2. (SBU) Since the domestic vaccine is still several months away, the MOH strategy to limit transmission of the virus includes hospitalization of all infected individuals and treatment with antiviral drugs. As a further precaution, schools will be shut down entirely for seven days if it is confirmed that three or more pupils are infected. Each school must form a special committee, including teachers and medical staff, tasked with identifying possible AH1N1 infections. To date, all 330 confirmed AH1N1 cases have been hospitalized and treated with oseltamivir, and no schools have been shut completely. The MOH has sufficient antiviral medications on hand to cover three to four percent of the population and hopes to increase this to ten percent over the next several months.
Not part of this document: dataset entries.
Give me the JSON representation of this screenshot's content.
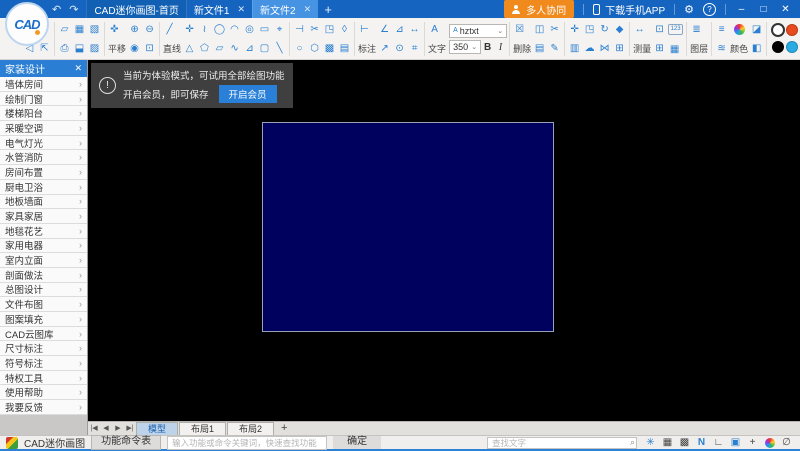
{
  "titlebar": {
    "back_icon": "↶",
    "forward_icon": "↷",
    "tabs": [
      {
        "label": "CAD迷你画图-首页",
        "closable": false,
        "active": false
      },
      {
        "label": "新文件1",
        "closable": true,
        "active": false
      },
      {
        "label": "新文件2",
        "closable": true,
        "active": true
      }
    ],
    "new_tab_label": "+",
    "collab_label": "多人协同",
    "download_label": "下载手机APP",
    "gear_icon": "⚙",
    "help_label": "?",
    "window_controls": {
      "minimize": "–",
      "maximize": "□",
      "close": "✕"
    }
  },
  "toolbar": {
    "groups": [
      {
        "name": "file-left",
        "rows": [
          [
            "",
            ""
          ],
          [
            "back2",
            "export2"
          ]
        ]
      },
      {
        "name": "file",
        "rows": [
          [
            "open",
            "save",
            "saveas"
          ],
          [
            "print",
            "pdf",
            "image"
          ]
        ]
      },
      {
        "name": "view",
        "rows": [
          [
            "pan",
            "zoomin",
            "zoomout"
          ],
          [
            "t:平移",
            "zoomext",
            "zoomwin"
          ]
        ]
      },
      {
        "name": "draw",
        "rows": [
          [
            "line",
            "point",
            "pline",
            "ellipse",
            "arc",
            "circle",
            "rect",
            "target"
          ],
          [
            "t:直线",
            "tri",
            "pent",
            "para",
            "spline",
            "trap",
            "rrect",
            "diag"
          ]
        ]
      },
      {
        "name": "modify",
        "rows": [
          [
            "offset",
            "trim",
            "region",
            "droplet"
          ],
          [
            "poly1",
            "poly2",
            "hatch",
            "folder2"
          ]
        ]
      },
      {
        "name": "dimension",
        "rows": [
          [
            "dimicon",
            "dimangle",
            "dimslope",
            "dimh"
          ],
          [
            "t:标注",
            "dimlead",
            "dimradius",
            "dimarea"
          ]
        ]
      },
      {
        "name": "text",
        "type": "text"
      },
      {
        "name": "delete",
        "rows": [
          [
            "trash",
            "copy",
            "cut"
          ],
          [
            "t:删除",
            "paste",
            "brush"
          ]
        ]
      },
      {
        "name": "transform",
        "rows": [
          [
            "move",
            "scale",
            "rotate",
            "blocks"
          ],
          [
            "clip",
            "cloud",
            "mirror",
            "array"
          ]
        ]
      },
      {
        "name": "measure",
        "rows": [
          [
            "measlen",
            "shot",
            "count"
          ],
          [
            "t:测量",
            "calcgrid",
            "table"
          ]
        ]
      },
      {
        "name": "layer",
        "rows": [
          [
            "layers"
          ],
          [
            "t:图层"
          ]
        ]
      },
      {
        "name": "color",
        "rows": [
          [
            "linetype",
            "wheel",
            "eraser"
          ],
          [
            "linetype2",
            "t:颜色",
            "bucket"
          ]
        ]
      },
      {
        "name": "swatches",
        "type": "swatches"
      }
    ],
    "text_group": {
      "icon": "A",
      "label": "文字",
      "font_name": "hztxt",
      "font_size": "350",
      "bold": "B",
      "italic": "I",
      "caret": "⌄",
      "mini_a": "A"
    },
    "swatches": [
      "#ffffff",
      "#e8491f",
      "#f2e213",
      "#8fcf52",
      "#000000",
      "#2aabe3",
      "#159a52",
      "#7c3fa0"
    ],
    "icons": {
      "back2": "◁",
      "export2": "⇱",
      "open": "▱",
      "save": "▦",
      "saveas": "▧",
      "print": "⎙",
      "pdf": "⬓",
      "image": "▨",
      "pan": "✜",
      "zoomin": "⊕",
      "zoomout": "⊖",
      "zoomext": "◉",
      "zoomwin": "⊡",
      "line": "╱",
      "point": "✛",
      "pline": "≀",
      "ellipse": "◯",
      "arc": "◠",
      "circle": "◎",
      "rect": "▭",
      "target": "⌖",
      "tri": "△",
      "pent": "⬠",
      "para": "▱",
      "spline": "∿",
      "trap": "⊿",
      "rrect": "▢",
      "diag": "╲",
      "offset": "⊣",
      "trim": "✂",
      "region": "◳",
      "droplet": "◊",
      "poly1": "○",
      "poly2": "⬡",
      "hatch": "▩",
      "folder2": "▤",
      "dimicon": "⊢",
      "dimangle": "∠",
      "dimslope": "⊿",
      "dimh": "↔",
      "dimlead": "↗",
      "dimradius": "⊙",
      "dimarea": "⌗",
      "trash": "☒",
      "copy": "◫",
      "cut": "✂",
      "paste": "▤",
      "brush": "✎",
      "move": "✛",
      "scale": "◳",
      "rotate": "↻",
      "blocks": "◆",
      "clip": "▥",
      "cloud": "☁",
      "mirror": "⋈",
      "array": "⊞",
      "measlen": "↔",
      "shot": "⊡",
      "count": "123",
      "calcgrid": "⊞",
      "table": "▦",
      "layers": "≣",
      "linetype": "≡",
      "linetype2": "≋",
      "eraser": "◪",
      "bucket": "◧"
    }
  },
  "sidebar": {
    "title": "家装设计",
    "close_icon": "✕",
    "chevron": "›",
    "items": [
      "墙体房间",
      "绘制门窗",
      "楼梯阳台",
      "采暖空调",
      "电气灯光",
      "水管消防",
      "房间布置",
      "厨电卫浴",
      "地板墙面",
      "家具家居",
      "地毯花艺",
      "家用电器",
      "室内立面",
      "剖面做法",
      "总图设计",
      "文件布图",
      "图案填充",
      "CAD云图库",
      "尺寸标注",
      "符号标注",
      "特权工具",
      "使用帮助",
      "我要反馈"
    ]
  },
  "banner": {
    "icon": "!",
    "line1": "当前为体验模式，可试用全部绘图功能",
    "line2": "开启会员，即可保存",
    "button": "开启会员"
  },
  "canvas": {
    "rect_fill": "#00005f"
  },
  "layout_tabs": {
    "nav_icons": [
      "|◀",
      "◀",
      "▶",
      "▶|"
    ],
    "tabs": [
      {
        "label": "模型",
        "active": true
      },
      {
        "label": "布局1",
        "active": false
      },
      {
        "label": "布局2",
        "active": false
      }
    ],
    "add_label": "+"
  },
  "command_bar": {
    "app_name": "CAD迷你画图",
    "menu_button": "功能命令表",
    "input_placeholder": "输入功能或命令关键词，快速查找功能",
    "confirm_button": "确定",
    "find_placeholder": "查找文字",
    "search_icon": "⌕",
    "right_icons": [
      {
        "name": "snap-axis-icon",
        "glyph": "✳",
        "accent": true
      },
      {
        "name": "grid-icon",
        "glyph": "▦",
        "accent": false
      },
      {
        "name": "grid-dots-icon",
        "glyph": "▩",
        "accent": false
      },
      {
        "name": "nav-n-icon",
        "glyph": "N",
        "accent": true
      },
      {
        "name": "ortho-icon",
        "glyph": "∟",
        "accent": false
      },
      {
        "name": "screen-icon",
        "glyph": "▣",
        "accent": true
      },
      {
        "name": "crosshair-icon",
        "glyph": "+",
        "accent": false
      },
      {
        "name": "colorball-icon",
        "glyph": "",
        "accent": false,
        "ball": true
      },
      {
        "name": "lasso-icon",
        "glyph": "∅",
        "accent": false
      }
    ]
  }
}
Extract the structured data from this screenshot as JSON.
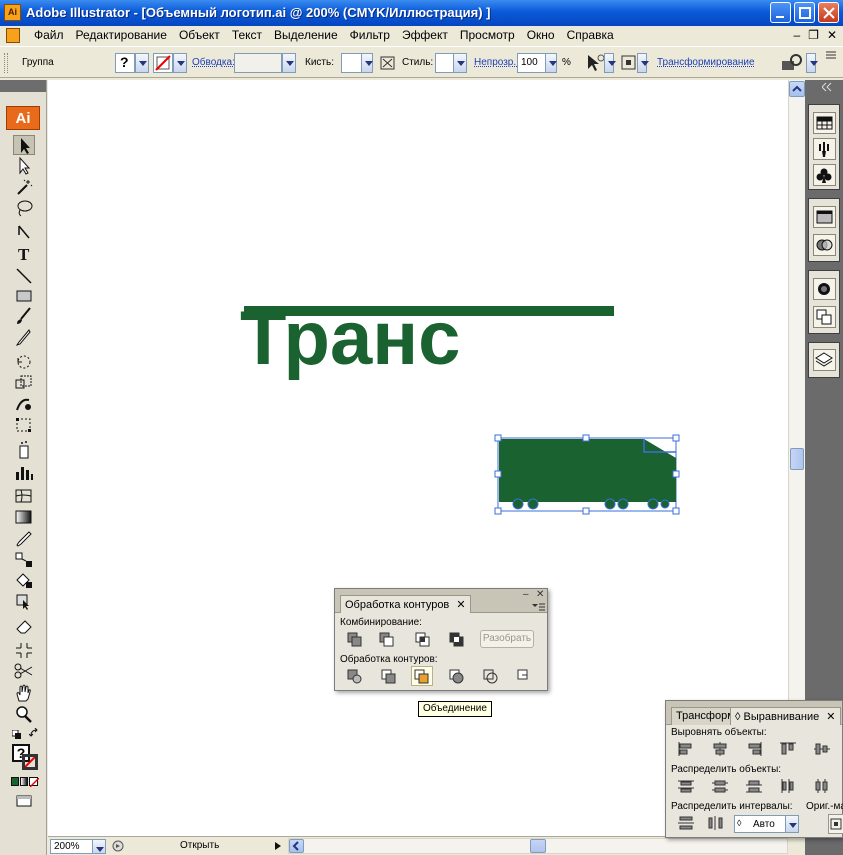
{
  "window": {
    "title": "Adobe Illustrator - [Объемный логотип.ai @ 200% (CMYK/Иллюстрация) ]",
    "app_icon": "Ai"
  },
  "menubar": {
    "items": [
      "Файл",
      "Редактирование",
      "Объект",
      "Текст",
      "Выделение",
      "Фильтр",
      "Эффект",
      "Просмотр",
      "Окно",
      "Справка"
    ]
  },
  "controlbar": {
    "selection_label": "Группа",
    "stroke_label": "Обводка:",
    "brush_label": "Кисть:",
    "style_label": "Стиль:",
    "opacity_label": "Непрозр.:",
    "opacity_value": "100",
    "opacity_unit": "%",
    "transform_label": "Трансформирование"
  },
  "tools": {
    "logo": "Ai"
  },
  "canvas": {
    "logo_text": "Транс",
    "logo_color": "#1a6230",
    "selection_color": "#3a6fd8"
  },
  "statusbar": {
    "zoom": "200%",
    "status_text": "Открыть"
  },
  "pathfinder_panel": {
    "tab_label": "Обработка контуров",
    "combine_label": "Комбинирование:",
    "expand_button": "Разобрать",
    "pathfinders_label": "Обработка контуров:"
  },
  "tooltip": {
    "text": "Объединение"
  },
  "align_panel": {
    "tab_transform": "Трансформ",
    "tab_align": "Выравнивание",
    "align_objects_label": "Выровнять объекты:",
    "distribute_objects_label": "Распределить объекты:",
    "distribute_spacing_label": "Распределить интервалы:",
    "align_to_label": "Ориг.-ма",
    "spacing_value": "Авто"
  }
}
3. (SBU) Deploying an effective vaccine is a priority. However, with the current budget crisis severely restricting funding, the MOH has turned to the Cantacuzino National Infectious Disease Research Institute instead of a commercial supplier to manufacture the vaccine at-cost for the domestic market. Cantacuzino has the capacity to make up to one million doses per month and plans to have five million doses available when the vaccine receives final approval for administration to adults (projected for December) and children (likely February 2010). Vaccines will be free of charge for recipients, with priority given to medical and emergency services personnel, with pregnant women, children, and those with compromised immune systems next in line.
4. (SBU) Given the substantial time lag before enough doses are distributed nationally to have a significant impact on disease transmission, MOH and IGSU have a pandemic plan in case interim control strategies fail. At the national level, an emergency group led by the Minister of Interior will coordinate interagency responses once a "Level 5" pandemic is declared (i.e. virus spread is uncontrolled, with significant impact on normal routines). Prior to this declaration, the MOH will manage AH1N1 as a public health issue, seeking assistance from IGSU in coordinating any non-medical measures, such as those involving the police and fire services. The national emergency coordination group retains authority over the full range of national emergency services, to include assistance from the military.
5. (SBU) IGSU and MOH have already requested that major private sector employers develop contingency plans. IGSU and MOH have surveyed a sample of these plans and report that most employers are taking this task seriously. All employers must develop a workplace continuity plan to maintain essential services, even at significantly reduced staffing levels. MOH is recommending that every institution have a flu monitoring "point person" and notes that larger employers usually have a nurse or other medical personnel already on staff.
6. (SBU) Comment. Romania's plans to combat a flu pandemic appear to be well-developed. MOH, to its credit, has been proactive in trying to anticipate and sort out interagency issues and mechanisms in advance. At the same time, while Romanian institutions often produce very detailed strategies and action plans, the ability to implement them in a true crisis situation is always an open question. GOR interagency coordination is spotty even under the best of circumstances. Of additional concern are the very real resource constraints that hospitals and doctors operate under in Romania. For a population of over 22 million people, there are only 500 ventilators in the entire country, 215 of which are in Bucharest alone. Personnel trained to use this equipment, and hospital beds generally, are in short supply. If infections surge, individuals would not be able to rely on emergency medical services. A flu pandemic with a moderate to high fatality rate would overwhelm the public health system. For this reason, MOH is working to deploy a vaccine as quickly as possible. End Comment.